## YOUR GOAL
Exact copy, pictures excluded: please retype every record below.

## DATA UNDER STUDY
──────
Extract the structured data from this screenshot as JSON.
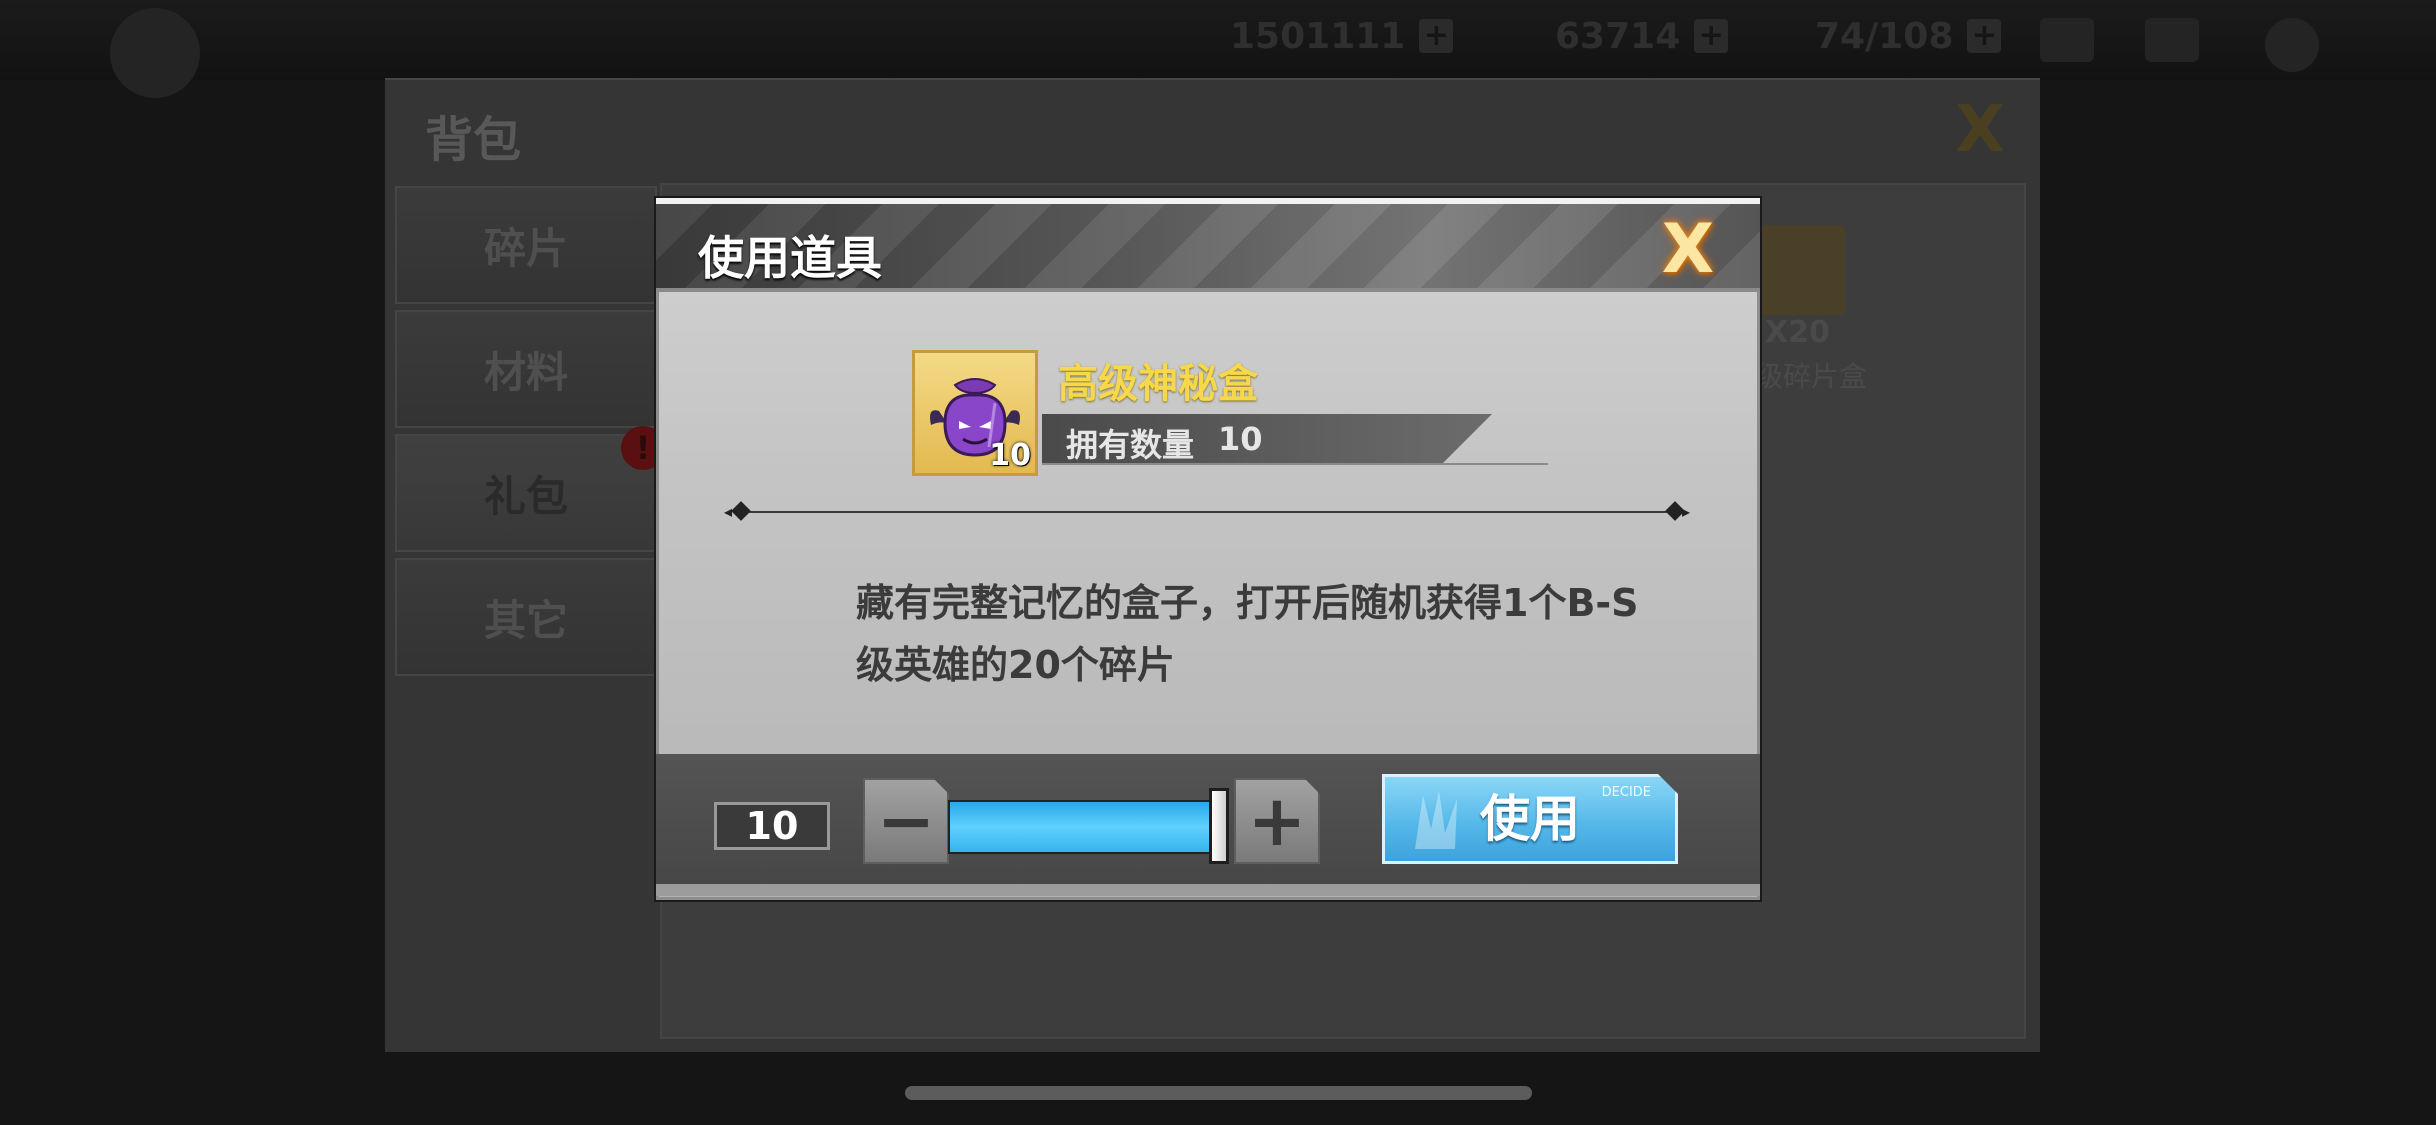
{
  "background": {
    "resources": [
      {
        "value": "1501111",
        "plus": "+"
      },
      {
        "value": "63714",
        "plus": "+"
      },
      {
        "value": "74/108",
        "plus": "+"
      }
    ],
    "bag": {
      "title": "背包",
      "close": "X",
      "tabs": [
        {
          "label": "碎片",
          "active": false
        },
        {
          "label": "材料",
          "active": false
        },
        {
          "label": "礼包",
          "active": true,
          "badge": "!"
        },
        {
          "label": "其它",
          "active": false
        }
      ],
      "item": {
        "count": "X20",
        "name": "级碎片盒"
      }
    }
  },
  "dialog": {
    "title": "使用道具",
    "close": "X",
    "item": {
      "icon": "purple-mystery-bag-icon",
      "count": "10",
      "name": "高级神秘盒",
      "owned_label": "拥有数量",
      "owned_value": "10"
    },
    "description": "藏有完整记忆的盒子，打开后随机获得1个B-S级英雄的20个碎片",
    "quantity": "10",
    "slider": {
      "fill_ratio": 1.0
    },
    "decrement_symbol": "−",
    "increment_symbol": "+",
    "use_button": {
      "label": "使用",
      "tag": "DECIDE"
    }
  },
  "colors": {
    "accent_blue": "#52b6e8",
    "item_name": "#f7d84a",
    "close_glow": "#e88b1a"
  }
}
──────
## TASK ANSWER
Extract the structured data from this screenshot as JSON.
{
  "background": {
    "resources": [
      {
        "value": "1501111",
        "plus": "+"
      },
      {
        "value": "63714",
        "plus": "+"
      },
      {
        "value": "74/108",
        "plus": "+"
      }
    ],
    "bag": {
      "title": "背包",
      "close": "X",
      "tabs": [
        {
          "label": "碎片",
          "active": false
        },
        {
          "label": "材料",
          "active": false
        },
        {
          "label": "礼包",
          "active": true,
          "badge": "!"
        },
        {
          "label": "其它",
          "active": false
        }
      ],
      "item": {
        "count": "X20",
        "name": "级碎片盒"
      }
    }
  },
  "dialog": {
    "title": "使用道具",
    "close": "X",
    "item": {
      "icon": "purple-mystery-bag-icon",
      "count": "10",
      "name": "高级神秘盒",
      "owned_label": "拥有数量",
      "owned_value": "10"
    },
    "description": "藏有完整记忆的盒子，打开后随机获得1个B-S级英雄的20个碎片",
    "quantity": "10",
    "slider": {
      "fill_ratio": 1.0
    },
    "decrement_symbol": "−",
    "increment_symbol": "+",
    "use_button": {
      "label": "使用",
      "tag": "DECIDE"
    }
  },
  "colors": {
    "accent_blue": "#52b6e8",
    "item_name": "#f7d84a",
    "close_glow": "#e88b1a"
  }
}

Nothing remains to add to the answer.